Last summer, as a rising junior, the college admissions game caught up with me. A walk with friends on a cloudless day turned into an odd mixture of college counseling and ranting until we began discussing “hooks,” appealing traits that supposedly set a student apart from colossal applicant pools. The “underrepresented minority” hook is the most popular. It was through this lens that I finally revealed my heritage to my friends, a revelation that garnered shocked and borderline envious responses.

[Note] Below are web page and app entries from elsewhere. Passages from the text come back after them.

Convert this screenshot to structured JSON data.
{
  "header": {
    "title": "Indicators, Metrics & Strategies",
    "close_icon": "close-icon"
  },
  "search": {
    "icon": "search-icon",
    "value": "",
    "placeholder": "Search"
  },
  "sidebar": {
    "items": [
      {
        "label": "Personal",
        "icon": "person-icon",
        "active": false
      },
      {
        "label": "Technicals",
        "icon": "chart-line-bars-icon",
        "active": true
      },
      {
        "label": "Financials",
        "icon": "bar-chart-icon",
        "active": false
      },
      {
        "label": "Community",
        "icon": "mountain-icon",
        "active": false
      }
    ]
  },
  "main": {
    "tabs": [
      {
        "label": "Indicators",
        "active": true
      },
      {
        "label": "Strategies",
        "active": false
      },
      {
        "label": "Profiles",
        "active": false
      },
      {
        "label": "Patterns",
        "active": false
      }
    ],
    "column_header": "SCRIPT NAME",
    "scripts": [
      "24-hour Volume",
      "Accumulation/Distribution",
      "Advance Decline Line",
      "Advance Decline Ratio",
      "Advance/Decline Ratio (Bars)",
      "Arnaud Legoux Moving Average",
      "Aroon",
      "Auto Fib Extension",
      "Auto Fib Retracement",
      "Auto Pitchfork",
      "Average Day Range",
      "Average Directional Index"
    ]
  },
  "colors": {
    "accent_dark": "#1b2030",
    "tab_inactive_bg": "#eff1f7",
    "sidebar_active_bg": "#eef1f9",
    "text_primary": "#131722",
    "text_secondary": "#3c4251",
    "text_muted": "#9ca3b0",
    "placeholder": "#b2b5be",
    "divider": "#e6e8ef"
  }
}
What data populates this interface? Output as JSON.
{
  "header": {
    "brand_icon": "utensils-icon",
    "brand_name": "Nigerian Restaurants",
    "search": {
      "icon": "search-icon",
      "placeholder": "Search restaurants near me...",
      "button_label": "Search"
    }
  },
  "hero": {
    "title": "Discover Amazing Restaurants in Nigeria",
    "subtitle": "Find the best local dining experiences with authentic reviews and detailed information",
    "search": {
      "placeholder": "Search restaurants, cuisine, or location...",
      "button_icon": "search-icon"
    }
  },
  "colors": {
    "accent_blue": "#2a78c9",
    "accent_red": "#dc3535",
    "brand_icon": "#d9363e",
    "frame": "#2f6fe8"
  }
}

As a Mexican and Salvadoran American, the responses I have gotten to my ethnicity have ranged from indifferent to skeptical. Nevertheless, I have grown accustomed to stereotypes and even embrace my supposed racial ambiguity. But after two years in high school, I had realized that even in the statistically diverse tech hub of the Bay Area, diversity is little more than an empty buzzword. My friends, whom I had known since middle school, were preoccupied with racial advantages instead of cultural nuances. My school, which boasts a liberal education, has neglected to define diversity.
We live one of the most diverse states in the country, second only to Hawaii. San Mateo County public education ranks fifth out of 58 in the state in diversity, and the county is home to individual niches of diversity, including one of the largest Tongan populations outside of Polynesia. 25 percent of Burlingame High sophomores and seniors identify themselves as mixed race. Our school has exceeded standards in diversity, yet we are not so different than any other school when it comes to cultural expression.
Students like junior Samantha Drake have faced discrimination, directly and indirectly, citing the times her ethnicity was questioned by her peers and when her sister, a BHS alumnus, was told to downplay her roles Chinese heritage when she applied for a job.
“We’re half white and half Chinese, but our last name is European,” says Drake. “My mom was worried about my sister being discriminated against in the job application process, so she told my sister not to mention the Chinese American clubs she participated in in high school,” Drake says that discrimination is forcing students to conceal or emphasize heritage based on artificial diversity rather than corporate quotas and college admissions processes.
College and corporate quotas oversimplify culture. While artificial diversity can open doors to racial minorities who have been shut out by local workplaces, there must be more conversation accompanying quotas.
It would be unfair to place the blame on a public high school for compounding a nationwide issue with diversity. However, there are steps we can take to make the numbers measuring ethnic diversity represent real student culture.
Members of Model United Nations, who are accustomed to discussing racial and ethnic tensions in UN simulations, generally maintain that the way we approach diversity as a society is flawed. Although quotas do have merits, they cannot reverse racial tensions.
“Burlingame High School does not have a very strong Asian American community,” senior Erin Woo said.
“Even though there are a lot of ethnically diverse groups, they’re pretty segregated. People tend to stick with people of the same culture.”
Self-segregation is a major caveat in the promise of diversity. Statistics cannot measure this factor, which can be seen in even the most liberal of areas, just like Burlingame. Even when race is not a deciding factor in one’s friend groups, subtle cultural and economic factors threaten to undermine efforts to diversify school campuses and workplaces.
Another issue we must confront when addressing racism through artificial diversity is assimilation. Racial diversity is appealing on paper until cultural awareness becomes lacking, in which case assimilation becomes a means to adapt. Some members of MUN maintained that assimilation has resulted in a united American culture, especially helpful for those who do not connect with some aspects of their heritage. However, this separate identity undermines diversity when people forget all aspects of their heritage to fall in line with the status quo.
The problem isn’t that the school is predominantly white. Nor is blatant racism the problem. Those who seek diversity and equality must take another step forward. Since we can’t mandate diversity, the best approach is discussion, acknowledgment, and breaking down the us-them dynamic that defines racism.